Fans of romaine lettuce salads may not totally be in the clear yet, but there is one slightly encouraging sign, according to the Center for Disease Control. The popular variety of lettuce has been linked to a widespread E. coli outbreak since last month, but the CDC said the contaminated lettuce may have passed its expiration date.

In a Wednesday news release, the CDC provided an update on the situation that has scared people away from buying romaine lettuce since mid-April. The good news is that any lettuce from the Yuma, Arizona, region, where the toxic lettuce was thought to come from, is most likely no longer for sale in stores.

“It is unlikely that any romaine lettuce from the Yuma growing region is still available in people’s homes, stores, or restaurants due to its 21-day shelf life,” the CDC said Wednesday. “The most recent illnesses reported to CDC started when romaine lettuce from the Yuma growing region was likely still available in stores, restaurants, and in peoples’ homes.”

The last shipments from the Yuma growing region were harvested on April 16. It takes two or three weeks for an E. coli illness to be reported to the CDC. Food and Drug Administration Commissioner Scott Gottlieb tweeted that “romaine currently available for purchase is not part of this outbreak investigation.”

However, he also noted that the problem is complicated and the contamination likely did not come from just one farm in Yuma. Investigators are still working to find the exact source of the contamination, which was first announced on April 10.

lettuce The CDC said it is unlikely contaminated romaine lettuce from the recent E. coli outbreak is still on shelves. A man shops for vegetables beside Romaine lettuce stocked and for sale at a supermarket in Los Angeles, California on May 2, 2018, where the first death from an E Coli contaminated Romaine lettuce outbreak was reported. Photo: Frederic J. Brown/AFP/Getty Images

Wednesday’s CDC news release upped the total illness count to 172 people across 32 different states. Seventy-five people have been hospitalized and one person died in California. The Washington Post likened it to a 2006 E. coli outbreak in baby spinach, which eventually made more than 200 people ill.
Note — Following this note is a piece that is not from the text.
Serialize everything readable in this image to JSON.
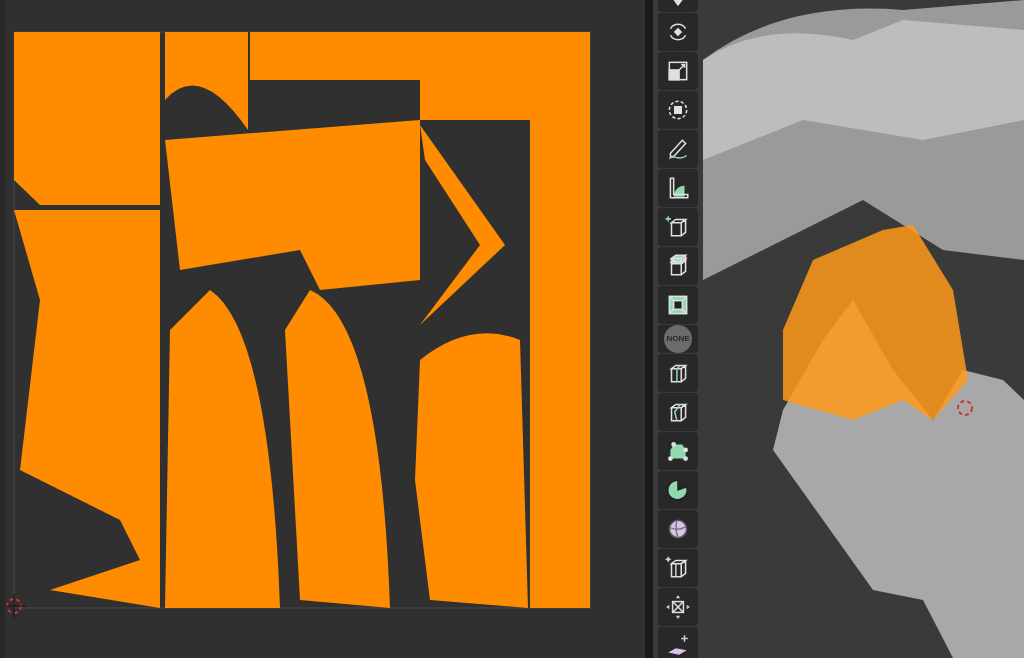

The strain of E. coli present in the contaminated lettuce can cause vomiting, diarrhea and other symptoms.